* **Task objective**:
The word "title" may appear in some of the lines below. State how many lines contain it, and write only that number.

☆ ☆ ☆ ☆

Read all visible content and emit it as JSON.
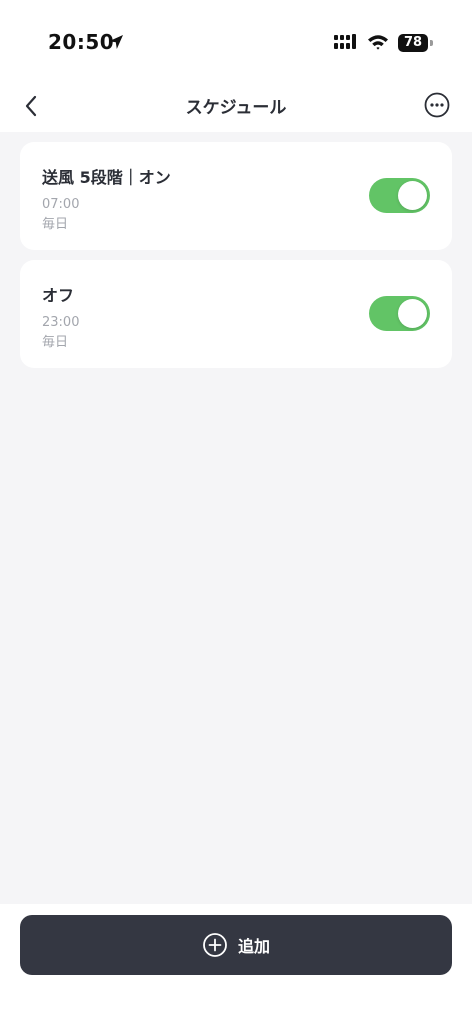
{
  "status_bar": {
    "time": "20:50",
    "battery": "78"
  },
  "header": {
    "title": "スケジュール"
  },
  "schedules": [
    {
      "title": "送風 5段階｜オン",
      "time": "07:00",
      "repeat": "毎日",
      "enabled": true
    },
    {
      "title": "オフ",
      "time": "23:00",
      "repeat": "毎日",
      "enabled": true
    }
  ],
  "footer": {
    "add_label": "追加"
  },
  "colors": {
    "toggle_on": "#62c466",
    "button_bg": "#343742",
    "page_bg": "#f5f5f7"
  }
}
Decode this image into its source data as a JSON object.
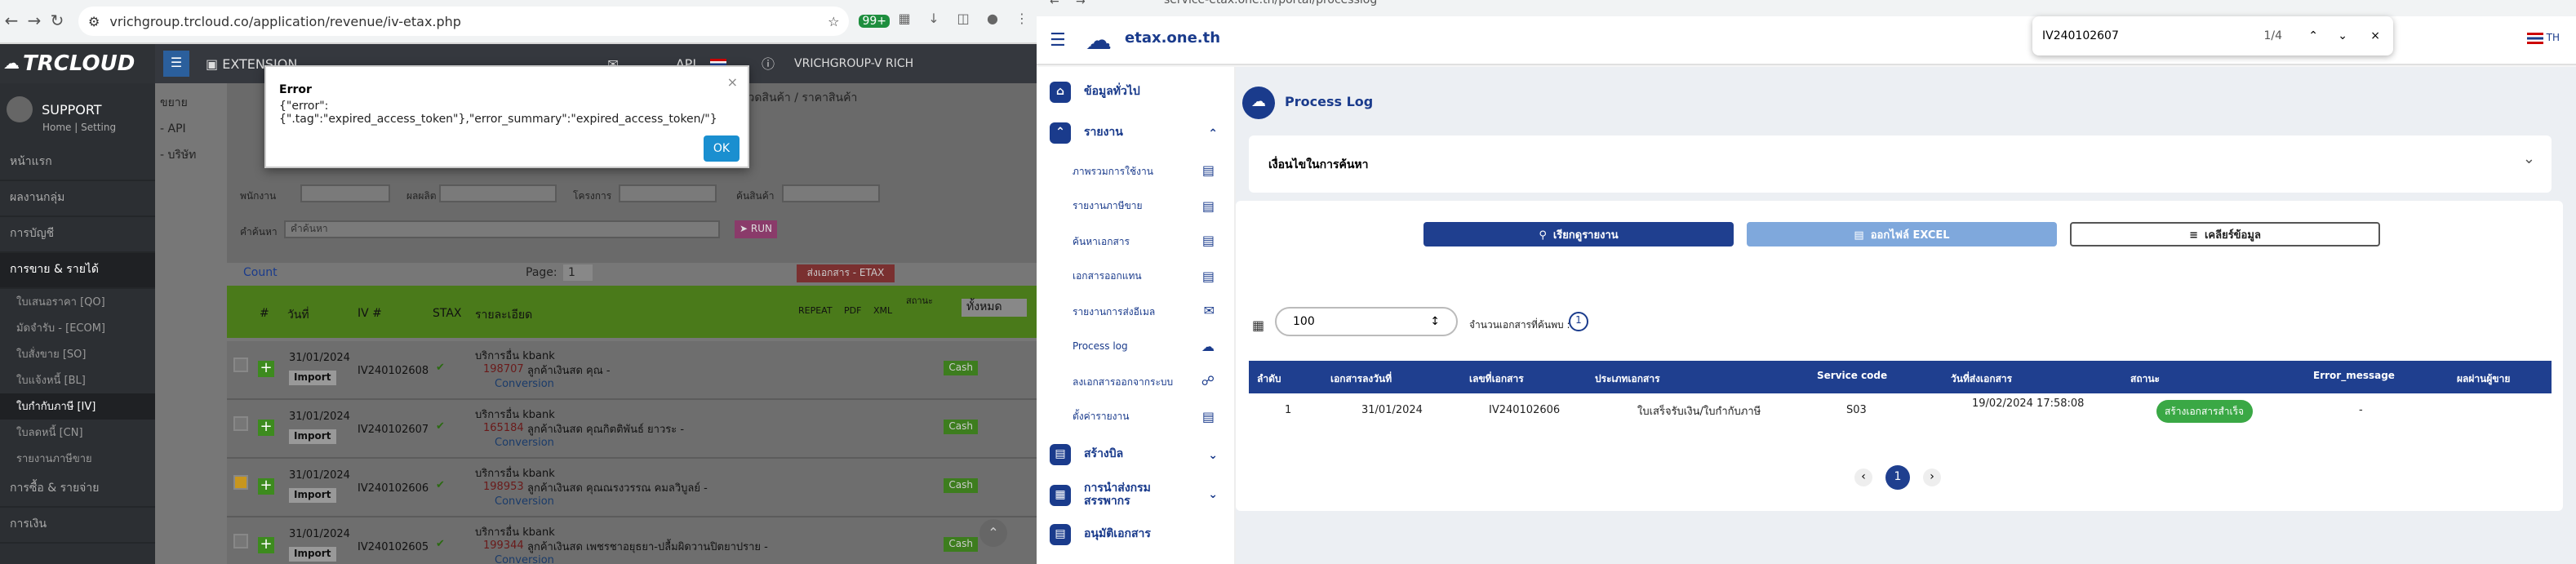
{
  "left_browser": {
    "url": "vrichgroup.trcloud.co/application/revenue/iv-etax.php",
    "badge": "99+"
  },
  "trcloud": {
    "logo": "TRCLOUD",
    "menu_extension": "EXTENSION",
    "api": "API",
    "company": "VRICHGROUP-V RICH",
    "user": "SUPPORT",
    "user_links": "Home  |  Setting",
    "side_items": [
      "หน้าแรก",
      "ผลงานกลุ่ม",
      "การบัญชี",
      "การขาย & รายได้"
    ],
    "side_subs": [
      "ใบเสนอราคา [QO]",
      "มัดจำรับ - [ECOM]",
      "ใบสั่งขาย [SO]",
      "ใบแจ้งหนี้ [BL]",
      "ใบกำกับภาษี [IV]",
      "ใบลดหนี้ [CN]",
      "รายงานภาษีขาย"
    ],
    "side_tail": [
      "การซื้อ & รายจ่าย",
      "การเงิน"
    ],
    "left_menu_bits": [
      "ขยาย",
      "- API",
      "- บริษัท"
    ],
    "top_right_label": "หมวดสินค้า / ราคาสินค้า",
    "filters": {
      "contact": "พนักงาน",
      "seller": "ผลผลิต",
      "project": "โครงการ",
      "search_product": "ค้นสินค้า",
      "keyword": "คำค้นหา",
      "keyword_ph": "คำค้นหา",
      "run": "RUN"
    },
    "count_label": "Count",
    "page_label": "Page:",
    "page_value": "1",
    "etax_button": "ส่งเอกสาร - ETAX",
    "columns": [
      "#",
      "วันที่",
      "IV #",
      "STAX",
      "รายละเอียด",
      "REPEAT",
      "PDF",
      "XML",
      "สถานะ"
    ],
    "filter_select": "ทั้งหมด",
    "rows": [
      {
        "date": "31/01/2024",
        "iv": "IV240102608",
        "service": "บริการอื่น kbank",
        "ref": "198707",
        "customer": "ลูกค้าเงินสด คุณ -",
        "conv": "Conversion",
        "import": "Import",
        "cash": "Cash"
      },
      {
        "date": "31/01/2024",
        "iv": "IV240102607",
        "service": "บริการอื่น kbank",
        "ref": "165184",
        "customer": "ลูกค้าเงินสด คุณกิตติพันธ์ ยาวระ -",
        "conv": "Conversion",
        "import": "Import",
        "cash": "Cash"
      },
      {
        "date": "31/01/2024",
        "iv": "IV240102606",
        "service": "บริการอื่น kbank",
        "ref": "198953",
        "customer": "ลูกค้าเงินสด คุณณรงวรรณ คมลวิบูลย์ -",
        "conv": "Conversion",
        "import": "Import",
        "cash": "Cash"
      },
      {
        "date": "31/01/2024",
        "iv": "IV240102605",
        "service": "บริการอื่น kbank",
        "ref": "199344",
        "customer": "ลูกค้าเงินสด เพชรชาอยุธยา-ปลื้มผิดวานปิตยาปราย -",
        "conv": "Conversion",
        "import": "Import",
        "cash": "Cash"
      }
    ],
    "modal": {
      "title": "Error",
      "message": "{\"error\":{\".tag\":\"expired_access_token\"},\"error_summary\":\"expired_access_token/\"}",
      "ok": "OK"
    }
  },
  "right_browser": {
    "url": "service-etax.one.th/portal/processlog"
  },
  "etax": {
    "brand": "etax.one.th",
    "lang": "TH",
    "find": {
      "query": "IV240102607",
      "count": "1/4"
    },
    "side": [
      {
        "label": "ข้อมูลทั่วไป",
        "kind": "group"
      },
      {
        "label": "รายงาน",
        "kind": "group"
      },
      {
        "label": "ภาพรวมการใช้งาน",
        "kind": "sub"
      },
      {
        "label": "รายงานภาษีขาย",
        "kind": "sub"
      },
      {
        "label": "ค้นหาเอกสาร",
        "kind": "sub"
      },
      {
        "label": "เอกสารออกแทน",
        "kind": "sub"
      },
      {
        "label": "รายงานการส่งอีเมล",
        "kind": "sub"
      },
      {
        "label": "Process log",
        "kind": "sub"
      },
      {
        "label": "ลงเอกสารออกจากระบบ",
        "kind": "sub"
      },
      {
        "label": "ตั้งค่ารายงาน",
        "kind": "sub"
      },
      {
        "label": "สร้างบิล",
        "kind": "group"
      },
      {
        "label": "การนำส่งกรมสรรพากร",
        "kind": "group"
      },
      {
        "label": "อนุมัติเอกสาร",
        "kind": "group"
      }
    ],
    "title": "Process Log",
    "search_cond": "เงื่อนไขในการค้นหา",
    "btn_report": "เรียกดูรายงาน",
    "btn_excel": "ออกไฟล์ EXCEL",
    "btn_clear": "เคลียร์ข้อมูล",
    "page_size": "100",
    "doc_count_label": "จำนวนเอกสารที่ค้นพบ :",
    "doc_count": "1",
    "columns": [
      "ลำดับ",
      "เอกสารลงวันที่",
      "เลขที่เอกสาร",
      "ประเภทเอกสาร",
      "Service code",
      "วันที่ส่งเอกสาร",
      "สถานะ",
      "Error_message",
      "ผลผ่านผู้ขาย"
    ],
    "row": {
      "no": "1",
      "doc_date": "31/01/2024",
      "doc_no": "IV240102606",
      "doc_type": "ใบเสร็จรับเงิน/ใบกำกับภาษี",
      "service_code": "S03",
      "sent": "19/02/2024 17:58:08",
      "status": "สร้างเอกสารสำเร็จ",
      "error": "-"
    },
    "page": "1",
    "colors": {
      "primary": "#1f3f8f",
      "success": "#3aa845",
      "excel": "#7fa8dc"
    }
  }
}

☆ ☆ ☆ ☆

* **Task response**:
5